#### [Your objective]
Please print the records below exactly as they are.
━━━━━━━━━━━━━━━━
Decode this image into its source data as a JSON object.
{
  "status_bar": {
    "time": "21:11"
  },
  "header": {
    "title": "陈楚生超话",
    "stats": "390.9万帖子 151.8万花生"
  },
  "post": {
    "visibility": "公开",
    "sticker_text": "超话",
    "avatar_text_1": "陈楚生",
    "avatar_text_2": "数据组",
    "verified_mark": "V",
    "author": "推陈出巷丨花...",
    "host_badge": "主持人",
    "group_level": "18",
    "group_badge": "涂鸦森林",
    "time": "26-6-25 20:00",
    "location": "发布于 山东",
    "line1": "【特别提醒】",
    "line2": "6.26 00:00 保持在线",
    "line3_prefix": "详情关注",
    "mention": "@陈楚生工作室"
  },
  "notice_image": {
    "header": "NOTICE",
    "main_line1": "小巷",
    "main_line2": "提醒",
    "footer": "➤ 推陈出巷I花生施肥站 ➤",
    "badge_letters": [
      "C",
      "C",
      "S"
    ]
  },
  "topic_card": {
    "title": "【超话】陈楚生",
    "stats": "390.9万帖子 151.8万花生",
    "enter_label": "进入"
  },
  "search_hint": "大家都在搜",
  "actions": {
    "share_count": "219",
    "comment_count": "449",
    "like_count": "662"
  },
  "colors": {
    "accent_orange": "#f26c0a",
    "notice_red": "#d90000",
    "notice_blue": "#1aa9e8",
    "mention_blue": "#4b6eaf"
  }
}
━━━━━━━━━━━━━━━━
#### [Task response]
Decode this image into its source data as a JSON object.
{
  "status_bar": {
    "time": "21:11"
  },
  "header": {
    "title": "陈楚生超话",
    "stats": "390.9万帖子 151.8万花生"
  },
  "post": {
    "visibility": "公开",
    "sticker_text": "超话",
    "avatar_text_1": "陈楚生",
    "avatar_text_2": "数据组",
    "verified_mark": "V",
    "author": "推陈出巷丨花...",
    "host_badge": "主持人",
    "group_level": "18",
    "group_badge": "涂鸦森林",
    "time": "26-6-25 20:00",
    "location": "发布于 山东",
    "line1": "【特别提醒】",
    "line2": "6.26 00:00 保持在线",
    "line3_prefix": "详情关注",
    "mention": "@陈楚生工作室"
  },
  "notice_image": {
    "header": "NOTICE",
    "main_line1": "小巷",
    "main_line2": "提醒",
    "footer": "➤ 推陈出巷I花生施肥站 ➤",
    "badge_letters": [
      "C",
      "C",
      "S"
    ]
  },
  "topic_card": {
    "title": "【超话】陈楚生",
    "stats": "390.9万帖子 151.8万花生",
    "enter_label": "进入"
  },
  "search_hint": "大家都在搜",
  "actions": {
    "share_count": "219",
    "comment_count": "449",
    "like_count": "662"
  },
  "colors": {
    "accent_orange": "#f26c0a",
    "notice_red": "#d90000",
    "notice_blue": "#1aa9e8",
    "mention_blue": "#4b6eaf"
  }
}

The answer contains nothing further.